SHARE
COPY LINK
COUNTER-TERRORISM LAWS

JIHADISTS

France seizes passports of would-be jihadists

Several French citizens have had their passports confiscated after allegedly planning to travel to Syria to fight jihad. It's the first time the measure has been used and the government says dozens more French nationals will soon have their documents seized.

France seizes passports of would-be jihadists
French jihadists appear here in a video calling on followers to attack their home country. Photo: AFP

The right to remove passports was introduced as part of a raft of new counter-terrorism laws in November aimed at curbing the number of French citizens leaving to join jihadist groups in the Middle East.

A security source said the six French were "imminently" about to travel to Syria. 

Their passports and identity cards have been confiscated for six months, after which the order can be renewed.

"There will be more," said Prime Minister Manuel Valls when asked about the case on Monday.

Some 1,400 people living in France have either joined the jihadist cause in  Syria and Iraq or are planning to do so, Valls said last month.

France's Interior Minister Bernard Cazeneuve said another 40 individuals will also have their passports confiscated in the coming weeks.

"There are currently six administrative bans on leaving the country that have already been signed, and around 40 that are being prepared," Cazeneuve told reporters.
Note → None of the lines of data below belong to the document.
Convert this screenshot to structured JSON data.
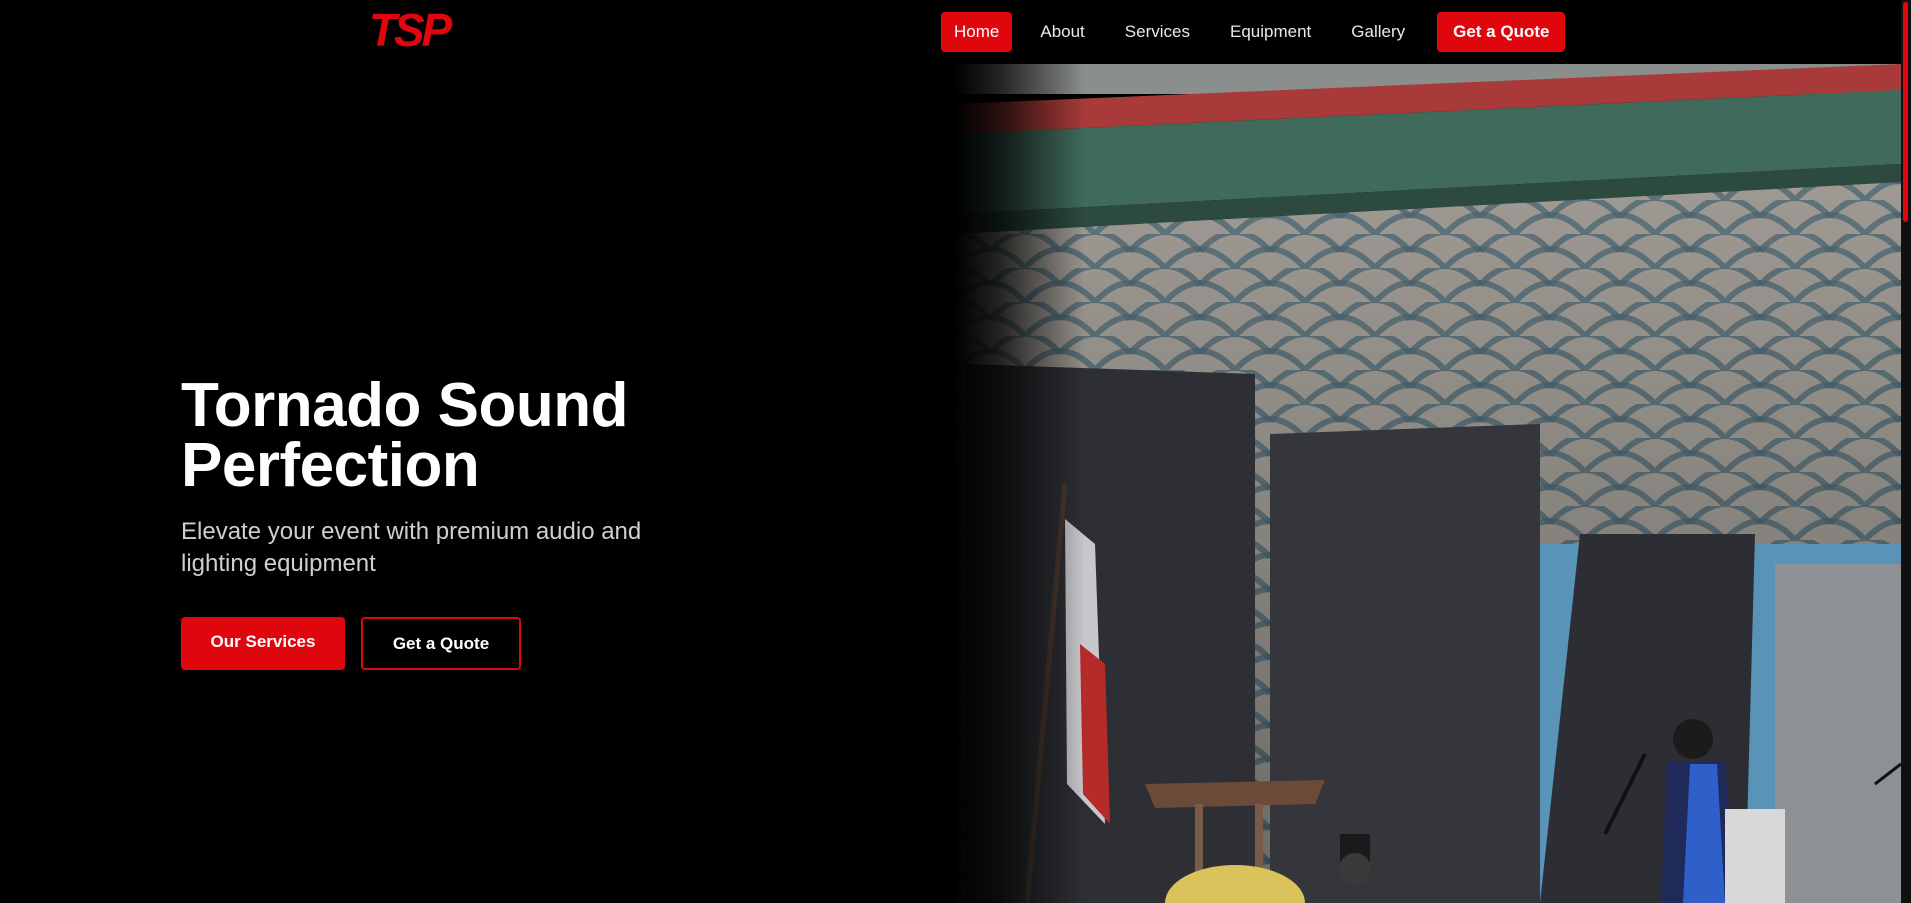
{
  "brand": {
    "logo_text": "TSP",
    "accent_color": "#e0060e"
  },
  "nav": {
    "items": [
      {
        "label": "Home",
        "active": true
      },
      {
        "label": "About",
        "active": false
      },
      {
        "label": "Services",
        "active": false
      },
      {
        "label": "Equipment",
        "active": false
      },
      {
        "label": "Gallery",
        "active": false
      }
    ],
    "cta_label": "Get a Quote"
  },
  "hero": {
    "title_line1": "Tornado Sound",
    "title_line2": "Perfection",
    "subtitle": "Elevate your event with premium audio and lighting equipment",
    "primary_button": "Our Services",
    "secondary_button": "Get a Quote",
    "image_icon": "stage-photo"
  }
}
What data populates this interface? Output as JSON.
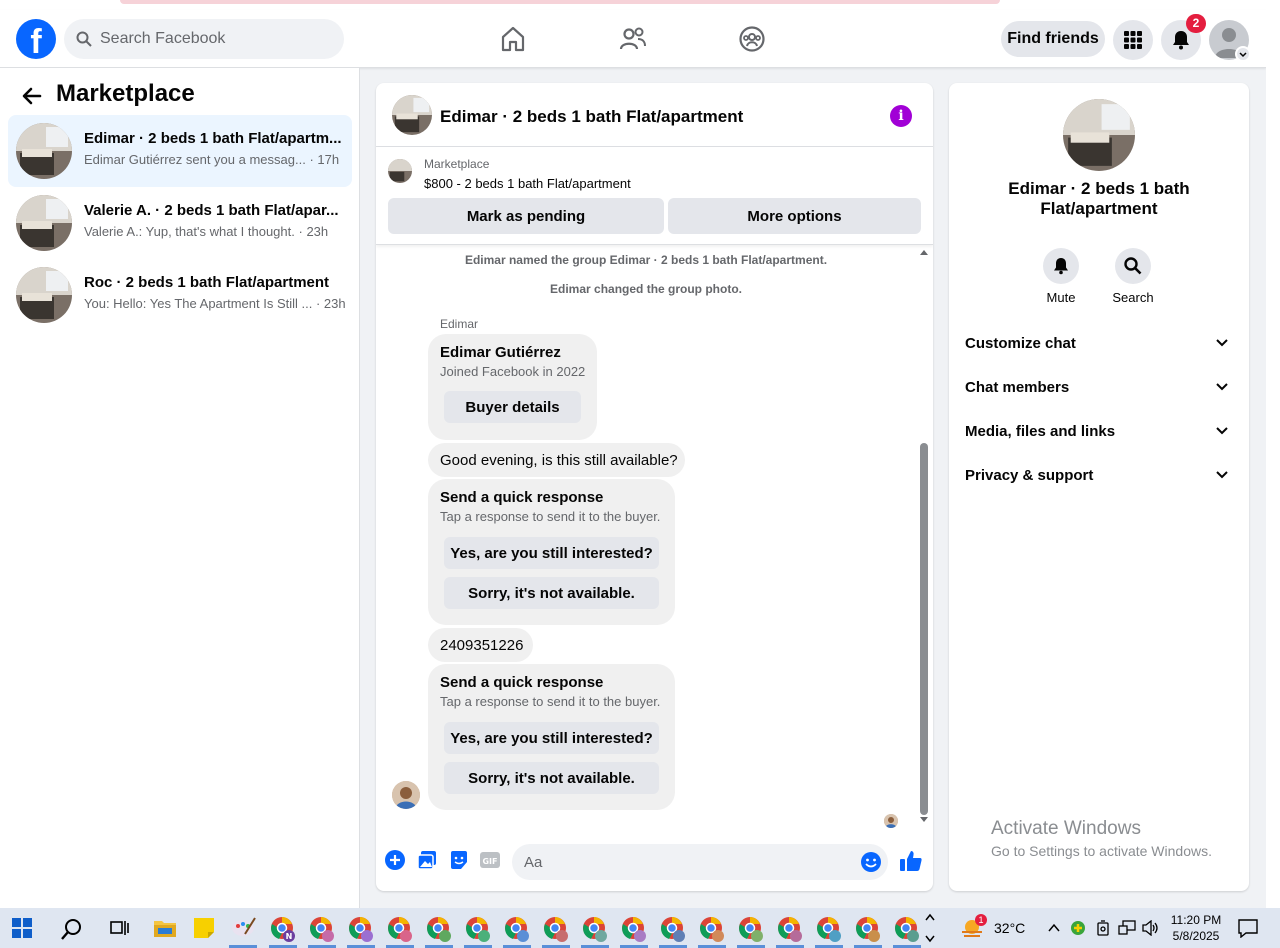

The concern in France about what to do about jihadists leaving and returning to the country has been heightened since the January terror attacks.

According to polls the French public want more repression and would rather see jihadists locked up rather than integrated into society.

The public would presumably be happy with the kind of sentence that saw a jihadist jailed for seven years after only spending 12 days in Syria.

Out on the streets of Paris, many people The Local spoke to also want to see courts get tough on extremists.

“We have to make them suffer,” Rachid, a café manager said.

"Today prisons are like a holiday camp. Inmates should not be able to have any kind of contact with the outside world,” he added.

Pierre Gauthier, aged 51 said: “We have to extend their sentences and establish prison terms without minimum sentences.”

The country’s Justice Minister Christiane Taubira told The Local and other foreign reporters recently that French culture demands that “those who cross the line are punished. Full stop.”

JIHADISTS

French families sue government over children of jihadists stuck in Syria

The families of several children and wives of French jihadist fighters in Syria have filed lawsuits against France's top diplomat over his refusal to let them come to France.

French families sue government over children of jihadists stuck in Syria
Two detained French women who fled the Islamic State group's last pocket in Syria sit with their children . AFP

The suits, filed in July and September, accuse Foreign Minister Jean-Yves Le Drian of “failing to provide aid” to people in “danger” at camps operated by Kurdish-led Syrian Democratic Forces in northeastern Syria.

The complaints were filed with the Court of Justice of the Republic (CJR), which hears cases over alleged misconduct by former or serving ministers.

It is the latest legal challenge to France's longstanding opposition to allowing the children and wives of suspected jihadists in Syria or Iraq to return home.

The government, which says it considers requests on a case-by-case basis only, has brought back just 17 children since March, many of them orphans.

Critics say the policy exposes innocent victims of the war, many of whom have suffered serious trauma during the fighting and coalition bombardments, to long-term psychological risks.

“The policy of 'case by case' keeps more than 200 children and their mothers exposed to inhumane and degrading treatment, and at risk of death,” the lawyers said

They note that Kurdish officials are also pressing European governments to repatriate citizens who went to fight for the Islamic State group in Syria, as well as their family members.

“It's a political choice not to save these children and mothers being held arbitrarily,” one of the lawyers, Marie Dose, told AFP.

Asked about the lawsuit, a foreign ministry spokeswoman said in a statement that France remained “fully mobilised so that each situation is handled with the children's interests in mind.”

“Our priority is to ensure the return of the most vulnerable orphan or isolated children,” she added.

A similar lawsuit was filed against France last May at the European Court of Human Rights, by the grandparents of two children stranded with their French jihadist mother in Syria.

The boy and girl, who were born in Syria, are among an estimated 500 children of French citizens who joined the Islamic State's so-called “caliphate” before the jihadists' last Syrian redoubt was overrun in March.

SHOW COMMENTS